First of all, you'll need to determine whether or not the pipe is actually blocked, or if there's a different problem. If the flow of concrete stops, it's a fairly safe bet that a blockage is the cause, but checking a few other things lets you make certain.

The real telltale sign is pressure. A blockage will cause the pump's pressure to increase, so look for an increase above what you normally find when it's operating. While testing the pump, switch it on for brief periods and watch the pressure gauge closely. If you run it for too long, the build-up of pressure is dangerous.

How to clear a blockage

It might help to narrow down which part of the pipe is the most likely site of the blockage. The simplest way to do this is by gently tapping along the length of the pipe with a hammer, taking care not to damage it and cause further problems.

You'll be able to hear the difference between clear and blocked sections – there should be a distinctive change from hollow to muted sounds.

Once you've determined the location of the blockage, you can get to work clearing it.

Sometimes, you can get the concrete flowing again by simply switching the pumping action between forward and reverse a few times, but if this doesn't work quickly, don't continue.

If this doesn't work, remove the section of pipe where the blockage is, and tap it lightly with a hammer to loosen the obstruction. This should shake it free.

Prevention is better than cure

To avoid a blocked pump in future, follow a few guidelines and minimise the risk.

Always make sure the concrete is mixed properly, not too wet or too dry. Either side of the correct ratio of water to solid material can lead to blockages. Don't leave unused wet concrete sitting around before pumping, as it can begin to dry out.

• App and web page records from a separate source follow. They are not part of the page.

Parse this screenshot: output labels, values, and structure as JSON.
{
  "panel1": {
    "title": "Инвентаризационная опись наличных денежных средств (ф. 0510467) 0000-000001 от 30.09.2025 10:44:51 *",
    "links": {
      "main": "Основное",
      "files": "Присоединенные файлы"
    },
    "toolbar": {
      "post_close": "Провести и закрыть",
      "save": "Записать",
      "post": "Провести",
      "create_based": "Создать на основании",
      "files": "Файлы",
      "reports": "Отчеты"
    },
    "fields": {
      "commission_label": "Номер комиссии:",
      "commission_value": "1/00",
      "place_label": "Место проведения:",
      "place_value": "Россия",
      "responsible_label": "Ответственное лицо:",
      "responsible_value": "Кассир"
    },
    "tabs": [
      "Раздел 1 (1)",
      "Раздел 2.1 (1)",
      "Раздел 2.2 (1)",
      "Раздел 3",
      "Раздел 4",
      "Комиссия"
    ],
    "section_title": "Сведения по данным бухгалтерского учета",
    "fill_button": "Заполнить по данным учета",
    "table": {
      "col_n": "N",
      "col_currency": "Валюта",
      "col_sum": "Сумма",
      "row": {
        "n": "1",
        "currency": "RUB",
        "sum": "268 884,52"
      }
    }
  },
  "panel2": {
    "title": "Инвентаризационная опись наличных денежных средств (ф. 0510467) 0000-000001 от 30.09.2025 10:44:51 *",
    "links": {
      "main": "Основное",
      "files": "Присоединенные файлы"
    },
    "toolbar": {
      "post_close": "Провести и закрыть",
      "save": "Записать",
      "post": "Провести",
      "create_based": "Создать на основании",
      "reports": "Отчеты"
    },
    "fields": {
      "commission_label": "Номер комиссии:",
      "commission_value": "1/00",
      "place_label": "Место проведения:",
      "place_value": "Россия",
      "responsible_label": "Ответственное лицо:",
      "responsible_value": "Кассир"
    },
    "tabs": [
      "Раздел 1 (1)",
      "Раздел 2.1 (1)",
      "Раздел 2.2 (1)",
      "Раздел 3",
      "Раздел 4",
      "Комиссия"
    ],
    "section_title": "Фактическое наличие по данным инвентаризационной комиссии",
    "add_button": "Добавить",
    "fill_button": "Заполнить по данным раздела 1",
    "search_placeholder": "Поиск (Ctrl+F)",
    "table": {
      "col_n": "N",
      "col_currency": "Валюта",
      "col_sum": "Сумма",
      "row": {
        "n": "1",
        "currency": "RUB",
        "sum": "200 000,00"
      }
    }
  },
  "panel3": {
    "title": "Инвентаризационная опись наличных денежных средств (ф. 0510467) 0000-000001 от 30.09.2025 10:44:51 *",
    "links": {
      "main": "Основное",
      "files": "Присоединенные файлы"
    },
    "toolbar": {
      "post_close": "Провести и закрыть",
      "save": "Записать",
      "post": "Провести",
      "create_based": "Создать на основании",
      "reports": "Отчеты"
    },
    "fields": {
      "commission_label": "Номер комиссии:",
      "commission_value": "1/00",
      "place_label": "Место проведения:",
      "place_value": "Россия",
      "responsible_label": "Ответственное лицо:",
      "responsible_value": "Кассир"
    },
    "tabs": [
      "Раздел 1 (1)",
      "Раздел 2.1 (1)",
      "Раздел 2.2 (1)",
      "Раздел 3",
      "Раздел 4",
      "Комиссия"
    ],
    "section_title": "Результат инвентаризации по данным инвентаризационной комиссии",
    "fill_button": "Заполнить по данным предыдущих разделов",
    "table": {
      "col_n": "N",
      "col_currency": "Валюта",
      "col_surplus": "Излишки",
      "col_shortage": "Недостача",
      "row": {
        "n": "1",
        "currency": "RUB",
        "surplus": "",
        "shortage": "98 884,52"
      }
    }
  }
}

You should also make sure the pump is fully cleaned and inspected before and after each use, to avoid concrete drying inside the tubes.